Freedom of speech and the press took two steps forward and one back Tuesday. The good news came from Wisconsin, where U.S. District Court Judge Rudolph Randa put an end to the infamous "John Doe" investigation unleashed last year by vengeful local Democrats against political activist Eric O'Keefe, the Wisconsin chapter of Club for Growth and 28 other conservative political groups. Led by Milwaukee County Attorney John Chisholm, Special Prosecutor Francis Schmitz and three others, the defendants used police-state tactics to gather evidence of alleged campaign finance crimes and slapped a gag order on O'Keefe and the other targets to prevent them from telling anybody but their lawyers what was happening.

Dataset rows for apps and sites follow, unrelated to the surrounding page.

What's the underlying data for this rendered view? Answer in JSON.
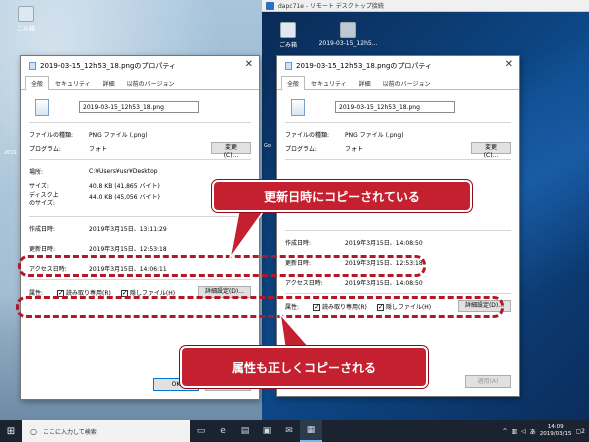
{
  "rdp": {
    "title": "dapc71e - リモート デスクトップ接続"
  },
  "desktop": {
    "recycle_bin": "ごみ箱",
    "remote_recycle_bin": "ごみ箱",
    "remote_file": "2019-03-15_12h5...",
    "side_texts": [
      "2019",
      "Go",
      "2019",
      "2019"
    ]
  },
  "left_dialog": {
    "title": "2019-03-15_12h53_18.pngのプロパティ",
    "tabs": [
      "全般",
      "セキュリティ",
      "詳細",
      "以前のバージョン"
    ],
    "filename": "2019-03-15_12h53_18.png",
    "file_type_label": "ファイルの種類:",
    "file_type": "PNG ファイル (.png)",
    "program_label": "プログラム:",
    "program": "フォト",
    "change_btn": "変更(C)...",
    "location_label": "場所:",
    "location": "C:¥Users¥usr¥Desktop",
    "size_label": "サイズ:",
    "size": "40.8 KB (41,865 バイト)",
    "disk_size_label": "ディスク上\nのサイズ:",
    "disk_size": "44.0 KB (45,056 バイト)",
    "created_label": "作成日時:",
    "created": "2019年3月15日、13:11:29",
    "modified_label": "更新日時:",
    "modified": "2019年3月15日、12:53:18",
    "accessed_label": "アクセス日時:",
    "accessed": "2019年3月15日、14:06:11",
    "attr_label": "属性:",
    "readonly": "読み取り専用(R)",
    "hidden": "隠しファイル(H)",
    "advanced_btn": "詳細設定(D)...",
    "ok_btn": "OK",
    "cancel_btn": "キャンセル"
  },
  "right_dialog": {
    "title": "2019-03-15_12h53_18.pngのプロパティ",
    "tabs": [
      "全般",
      "セキュリティ",
      "詳細",
      "以前のバージョン"
    ],
    "filename": "2019-03-15_12h53_18.png",
    "file_type_label": "ファイルの種類:",
    "file_type": "PNG ファイル (.png)",
    "program_label": "プログラム:",
    "program": "フォト",
    "change_btn": "変更(C)...",
    "created_label": "作成日時:",
    "created": "2019年3月15日、14:08:50",
    "modified_label": "更新日時:",
    "modified": "2019年3月15日、12:53:18",
    "accessed_label": "アクセス日時:",
    "accessed": "2019年3月15日、14:08:50",
    "attr_label": "属性:",
    "readonly": "読み取り専用(R)",
    "hidden": "隠しファイル(H)",
    "advanced_btn": "詳細設定(D)...",
    "apply_btn": "適用(A)"
  },
  "annotations": {
    "modified_copied": "更新日時にコピーされている",
    "attr_copied": "属性も正しくコピーされる"
  },
  "taskbar": {
    "search_placeholder": "ここに入力して検索",
    "time": "14:09",
    "date": "2019/03/15",
    "lang": "あ",
    "notif_count": "2"
  },
  "colors": {
    "accent": "#c4202f",
    "taskbar": "#1b2330"
  }
}
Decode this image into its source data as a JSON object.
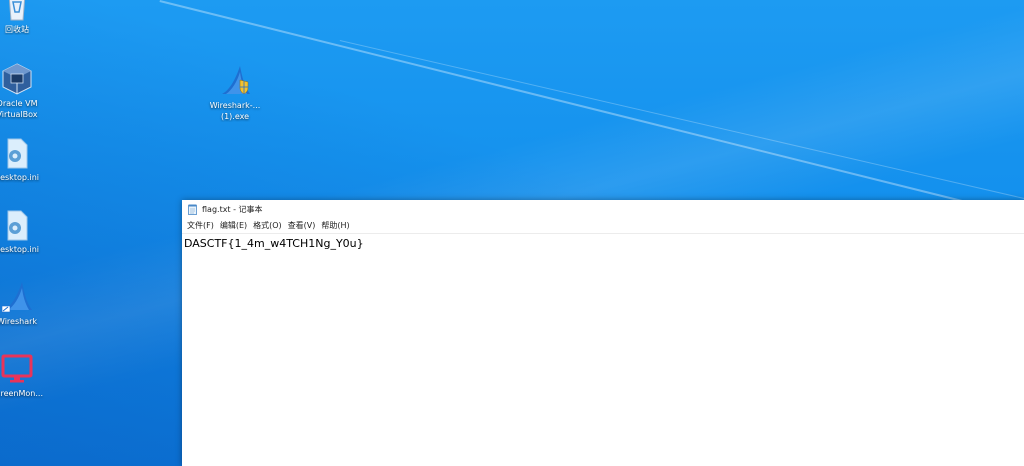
{
  "desktop": {
    "icons": [
      {
        "label": "回收站",
        "icon": "recycle-bin-icon"
      },
      {
        "label": "Oracle VM\nVirtualBox",
        "icon": "virtualbox-icon"
      },
      {
        "label": "desktop.ini",
        "icon": "settings-file-icon"
      },
      {
        "label": "desktop.ini",
        "icon": "settings-file-icon"
      },
      {
        "label": "Wireshark",
        "icon": "wireshark-icon"
      },
      {
        "label": "ScreenMon...",
        "icon": "monitor-icon"
      },
      {
        "label": "Wireshark-...\n(1).exe",
        "icon": "wireshark-installer-icon"
      }
    ]
  },
  "notepad": {
    "title": "flag.txt - 记事本",
    "menu": [
      "文件(F)",
      "编辑(E)",
      "格式(O)",
      "查看(V)",
      "帮助(H)"
    ],
    "content": "DASCTF{1_4m_w4TCH1Ng_Y0u}"
  },
  "colors": {
    "desktop_blue": "#1592ee",
    "window_bg": "#ffffff",
    "monitor_pink": "#e8345a"
  }
}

The “crime” O'Keefe and the others were alleged to have committed was taking positions shared by Gov. Scott Walker during his 2012 recall election campaign and creating issue ads advocating those positions to voters. The Democrats claimed that constituted illegal campaign coordination under Wisconsin law.
In a ringing 26-page opinion, Randa disagreed, saying the Democrats were improperly “rendering the plaintiffs a subcommittee of the Friends of Scott Walker and requiring that money spent on such speech be reported as an in-kind campaign contribution. This interpretation is simply wrong.” Randa added that had the Democrats succeeded in the case, it would mean “that any individual or group engaging in any kind of coordination with a candidate or campaign would risk forfeiting their right to engage in political speech.” Randa’s opinion is a significant victory for freedom of speech and political expression. Later in the day of Randa's decision, a federal appeals court stayed his order pending further deliberation.
Unfortunately, the steps taken in the nation's capital on the same day were in the opposite direction. The Washington Examiner's Paul Bedard reported Federal Election Commission Chairman Lee Goodman's warning that “there are impulses in the government every day to second-guess and look into the editorial decisions of conservative publishers.” There have already been several proposals before the FEC to regulate conservative media outlets, Goodman said. The proposals were defeated, but only because the FEC is evenly split between Republicans and Democrats. The Democrats voted for the proposals.
Goodman diplomatically observed that he has “seen storm clouds that the second you start to regulate them, there is at least the possibility or indeed proclivity for selective enforcement, so we need to keep the media free and the Internet free.” Using government power to gag political opponents would be the inevitable result of an FEC move to regulate conservative media. Such regulation would likely be justified by proponents as being “in the public interest.” That's why the regulation would quickly spread from the FEC to other federal agencies as politicians and bureaucrats across the government suddenly discover that criticism of their programs and policies “harms the public interest.”
The temptation to abuse such power would be irresistible to members of both political parties, but the present reality is that Democrats look like the party most likely to succumb. Sooner or later, Democratic leaders must decide if they are friends or enemies of the First Amendment.